INSTRUCTIONS TO FOLLOW: Could you write out each of the records below exactly?
MATERIAL TO PROCESS below:
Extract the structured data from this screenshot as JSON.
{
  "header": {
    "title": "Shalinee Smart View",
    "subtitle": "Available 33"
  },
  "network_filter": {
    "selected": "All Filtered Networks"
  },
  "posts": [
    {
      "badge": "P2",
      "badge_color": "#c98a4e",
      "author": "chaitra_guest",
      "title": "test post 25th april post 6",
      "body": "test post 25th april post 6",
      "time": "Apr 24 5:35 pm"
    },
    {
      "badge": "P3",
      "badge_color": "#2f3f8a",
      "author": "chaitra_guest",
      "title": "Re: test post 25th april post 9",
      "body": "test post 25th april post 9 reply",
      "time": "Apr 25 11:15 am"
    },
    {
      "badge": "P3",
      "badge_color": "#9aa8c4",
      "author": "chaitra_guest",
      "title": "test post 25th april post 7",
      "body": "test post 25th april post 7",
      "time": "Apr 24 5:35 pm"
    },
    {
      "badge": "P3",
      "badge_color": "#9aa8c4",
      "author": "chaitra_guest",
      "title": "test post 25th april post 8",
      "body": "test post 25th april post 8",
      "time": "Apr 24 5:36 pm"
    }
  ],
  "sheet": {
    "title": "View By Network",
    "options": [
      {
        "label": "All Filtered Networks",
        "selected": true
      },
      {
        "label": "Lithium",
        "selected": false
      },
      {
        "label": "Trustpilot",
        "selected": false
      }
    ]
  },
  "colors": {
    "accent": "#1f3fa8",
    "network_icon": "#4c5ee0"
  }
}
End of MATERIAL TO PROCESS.
REPLY:
Extract the structured data from this screenshot as JSON.
{
  "header": {
    "title": "Shalinee Smart View",
    "subtitle": "Available 33"
  },
  "network_filter": {
    "selected": "All Filtered Networks"
  },
  "posts": [
    {
      "badge": "P2",
      "badge_color": "#c98a4e",
      "author": "chaitra_guest",
      "title": "test post 25th april post 6",
      "body": "test post 25th april post 6",
      "time": "Apr 24 5:35 pm"
    },
    {
      "badge": "P3",
      "badge_color": "#2f3f8a",
      "author": "chaitra_guest",
      "title": "Re: test post 25th april post 9",
      "body": "test post 25th april post 9 reply",
      "time": "Apr 25 11:15 am"
    },
    {
      "badge": "P3",
      "badge_color": "#9aa8c4",
      "author": "chaitra_guest",
      "title": "test post 25th april post 7",
      "body": "test post 25th april post 7",
      "time": "Apr 24 5:35 pm"
    },
    {
      "badge": "P3",
      "badge_color": "#9aa8c4",
      "author": "chaitra_guest",
      "title": "test post 25th april post 8",
      "body": "test post 25th april post 8",
      "time": "Apr 24 5:36 pm"
    }
  ],
  "sheet": {
    "title": "View By Network",
    "options": [
      {
        "label": "All Filtered Networks",
        "selected": true
      },
      {
        "label": "Lithium",
        "selected": false
      },
      {
        "label": "Trustpilot",
        "selected": false
      }
    ]
  },
  "colors": {
    "accent": "#1f3fa8",
    "network_icon": "#4c5ee0"
  }
}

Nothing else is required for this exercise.